How do you evaluate the current state of the residential sector? Which developers will survive?
In the residential sector, the liquidity freeze has created a situation, wherein the investors have vanished and end-users are only interested if they are convinced of completion and delivery. Those developers, who haven’t committed too many mistakes (such as buying high-cost land in the last five years especially with leverage) are better off. Mismatch in planning is another reason – while the demand existed in lower-mid segment, the supply was planned in the upper-mid segment. Focus on customer was always relevant but became more critical since it has become a buyer’s market due to increase in supply.
Prudent leverage at organization and project level i.e. financial closure is a pre-requisite for success. Finally, with markets being regulated and customer being empowered, being compliant is the only option. Finally, cost optimisation will protect declining margins.

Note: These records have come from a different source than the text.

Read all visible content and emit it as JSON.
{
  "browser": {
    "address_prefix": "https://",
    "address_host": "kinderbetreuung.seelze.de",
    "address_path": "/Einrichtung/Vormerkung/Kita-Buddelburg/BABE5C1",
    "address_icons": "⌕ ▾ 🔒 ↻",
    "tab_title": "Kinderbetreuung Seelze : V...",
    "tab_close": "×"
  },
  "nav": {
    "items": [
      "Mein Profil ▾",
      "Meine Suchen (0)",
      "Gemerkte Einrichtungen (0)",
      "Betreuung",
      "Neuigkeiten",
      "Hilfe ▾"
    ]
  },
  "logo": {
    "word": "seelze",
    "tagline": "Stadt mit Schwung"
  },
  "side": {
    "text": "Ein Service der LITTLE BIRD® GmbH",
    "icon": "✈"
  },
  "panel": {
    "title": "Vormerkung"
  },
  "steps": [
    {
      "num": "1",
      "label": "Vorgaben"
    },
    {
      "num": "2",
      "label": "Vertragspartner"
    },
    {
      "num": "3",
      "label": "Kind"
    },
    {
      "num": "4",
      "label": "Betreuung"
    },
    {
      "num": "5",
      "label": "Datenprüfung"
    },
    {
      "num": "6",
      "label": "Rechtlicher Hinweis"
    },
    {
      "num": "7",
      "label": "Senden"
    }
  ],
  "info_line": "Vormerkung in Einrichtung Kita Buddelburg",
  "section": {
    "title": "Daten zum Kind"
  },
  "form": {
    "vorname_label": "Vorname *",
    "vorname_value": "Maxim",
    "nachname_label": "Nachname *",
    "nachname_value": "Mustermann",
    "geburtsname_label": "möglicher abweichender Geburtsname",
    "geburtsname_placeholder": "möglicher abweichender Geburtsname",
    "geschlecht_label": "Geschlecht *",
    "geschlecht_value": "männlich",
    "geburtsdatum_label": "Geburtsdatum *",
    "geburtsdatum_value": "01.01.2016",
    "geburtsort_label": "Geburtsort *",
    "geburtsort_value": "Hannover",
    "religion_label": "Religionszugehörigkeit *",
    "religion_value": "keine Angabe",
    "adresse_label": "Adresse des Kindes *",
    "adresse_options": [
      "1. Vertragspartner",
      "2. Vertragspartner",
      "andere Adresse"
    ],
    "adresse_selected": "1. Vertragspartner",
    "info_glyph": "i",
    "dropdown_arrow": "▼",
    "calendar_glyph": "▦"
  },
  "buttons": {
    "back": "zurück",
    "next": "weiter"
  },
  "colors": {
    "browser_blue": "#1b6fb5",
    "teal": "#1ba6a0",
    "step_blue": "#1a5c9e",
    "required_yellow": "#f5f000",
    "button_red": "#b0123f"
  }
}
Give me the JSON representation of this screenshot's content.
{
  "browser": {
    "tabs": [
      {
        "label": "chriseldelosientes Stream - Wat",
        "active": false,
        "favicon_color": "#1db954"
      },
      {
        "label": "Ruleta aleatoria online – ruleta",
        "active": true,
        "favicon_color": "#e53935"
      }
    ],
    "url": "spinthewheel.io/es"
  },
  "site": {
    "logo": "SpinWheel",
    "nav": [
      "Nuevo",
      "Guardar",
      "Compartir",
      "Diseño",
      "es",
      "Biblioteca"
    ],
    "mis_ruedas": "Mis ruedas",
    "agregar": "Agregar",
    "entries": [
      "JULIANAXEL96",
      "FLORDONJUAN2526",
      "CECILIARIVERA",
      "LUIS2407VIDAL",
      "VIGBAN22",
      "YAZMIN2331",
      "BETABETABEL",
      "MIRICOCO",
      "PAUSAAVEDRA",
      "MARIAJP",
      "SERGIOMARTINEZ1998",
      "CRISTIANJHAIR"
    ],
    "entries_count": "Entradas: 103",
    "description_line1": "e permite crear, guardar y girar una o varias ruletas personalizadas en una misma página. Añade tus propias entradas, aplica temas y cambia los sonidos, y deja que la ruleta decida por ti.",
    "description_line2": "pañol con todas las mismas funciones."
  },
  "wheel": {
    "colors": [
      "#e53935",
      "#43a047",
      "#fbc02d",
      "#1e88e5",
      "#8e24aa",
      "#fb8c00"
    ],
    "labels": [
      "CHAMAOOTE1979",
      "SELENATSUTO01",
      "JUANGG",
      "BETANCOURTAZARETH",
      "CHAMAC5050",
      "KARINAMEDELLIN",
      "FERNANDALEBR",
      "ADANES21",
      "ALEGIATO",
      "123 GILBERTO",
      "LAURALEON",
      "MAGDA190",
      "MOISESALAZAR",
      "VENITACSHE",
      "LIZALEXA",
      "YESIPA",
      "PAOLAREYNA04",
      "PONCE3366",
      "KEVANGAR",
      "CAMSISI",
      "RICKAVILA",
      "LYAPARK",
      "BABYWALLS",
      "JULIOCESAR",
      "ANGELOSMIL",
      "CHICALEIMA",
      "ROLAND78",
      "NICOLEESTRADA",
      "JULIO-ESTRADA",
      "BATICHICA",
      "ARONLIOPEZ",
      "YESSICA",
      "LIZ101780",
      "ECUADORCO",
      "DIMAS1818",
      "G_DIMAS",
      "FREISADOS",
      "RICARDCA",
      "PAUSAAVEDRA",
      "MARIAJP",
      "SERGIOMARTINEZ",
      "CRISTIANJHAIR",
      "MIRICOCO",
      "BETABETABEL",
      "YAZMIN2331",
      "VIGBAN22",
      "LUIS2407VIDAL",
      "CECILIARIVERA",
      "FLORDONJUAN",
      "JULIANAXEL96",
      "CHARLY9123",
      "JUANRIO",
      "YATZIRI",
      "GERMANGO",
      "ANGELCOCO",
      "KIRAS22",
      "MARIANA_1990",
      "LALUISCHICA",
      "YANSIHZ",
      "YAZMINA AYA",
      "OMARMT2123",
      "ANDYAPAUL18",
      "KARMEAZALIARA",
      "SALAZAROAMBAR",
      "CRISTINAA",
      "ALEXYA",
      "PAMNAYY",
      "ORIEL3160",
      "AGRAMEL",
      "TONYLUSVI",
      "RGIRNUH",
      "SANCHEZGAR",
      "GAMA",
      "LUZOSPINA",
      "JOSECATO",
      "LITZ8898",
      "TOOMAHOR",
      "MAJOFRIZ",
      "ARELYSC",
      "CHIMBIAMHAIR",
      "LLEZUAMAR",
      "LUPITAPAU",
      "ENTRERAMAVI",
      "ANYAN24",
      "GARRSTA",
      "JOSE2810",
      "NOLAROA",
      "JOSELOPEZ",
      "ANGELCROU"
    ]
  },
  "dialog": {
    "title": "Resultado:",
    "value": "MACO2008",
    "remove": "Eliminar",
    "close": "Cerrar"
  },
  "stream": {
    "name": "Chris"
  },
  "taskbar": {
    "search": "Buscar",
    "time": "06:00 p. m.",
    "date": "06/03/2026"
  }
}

Along with the lending freeze, did RERA put more pressure on developers?
Developers have to complete projects as per committed timelines to customers and as disclosed to the Real Estate Regulatory Authority (RERA). Consequences of delayed delivery are customer complaints, litigation, penalties and reputation risk. Equity for land, working capital tie up, focus on sales and receivables with no diversion of funds is an integral part of financial discipline required in this regulated environment.
Do publicly listed developers have any advantage?
Some listed developers had the advantage of raising money through a QIP etc, to deleverage themselves. Developers with income yielding portfolios could monetise by selling such assets to foreign institutional investors.
Have private equity funds managed to fill the funding gap in any way?
The size of the liquidity problem seems large. The total outstanding debt to the real estate sector is ₹6-7 lakh crore, out of which NBFCs and HFCs account for around ₹2.5-3 lakh crore. Just a handful of PE funds have capital to deploy and can’t create a meaningful impact.
What’s the solution then?
AB: On the demand side, the buyer in the mid-segment also needs additional tax incentives to buy. Currently such incentives are only available to affordable segment (upto ₹45 lakh a unit). If an existing project cannot be revived and is unviable due to diversion of funds, the lenders and investors need to take haircuts. The process has begun and will have to continue. In case of luxury or upper mid segment in major cities but particularly in Mumbai, the affordability of customers was overestimated and the problems became more visible after the liquidity crisis. Developers have realized the real demand focus and are planning accordingly.
Non-availability of working capital can choke and destroy any industry. Real estate is one of the most important sectors and lenders should look at this sector constructively to facilitate solutions and revival of stalled projects. There is also an urgent need for permitting one-time financial restructuring to deserving cases for which government and regulator support is essential.
What has ASK’s strategy been?
As a private equity investor, we must select the right projects in the growth corridor with reputed developers in the mid-income or affordable category. We at ASK have increased the pace of commitment and deployment in 2019.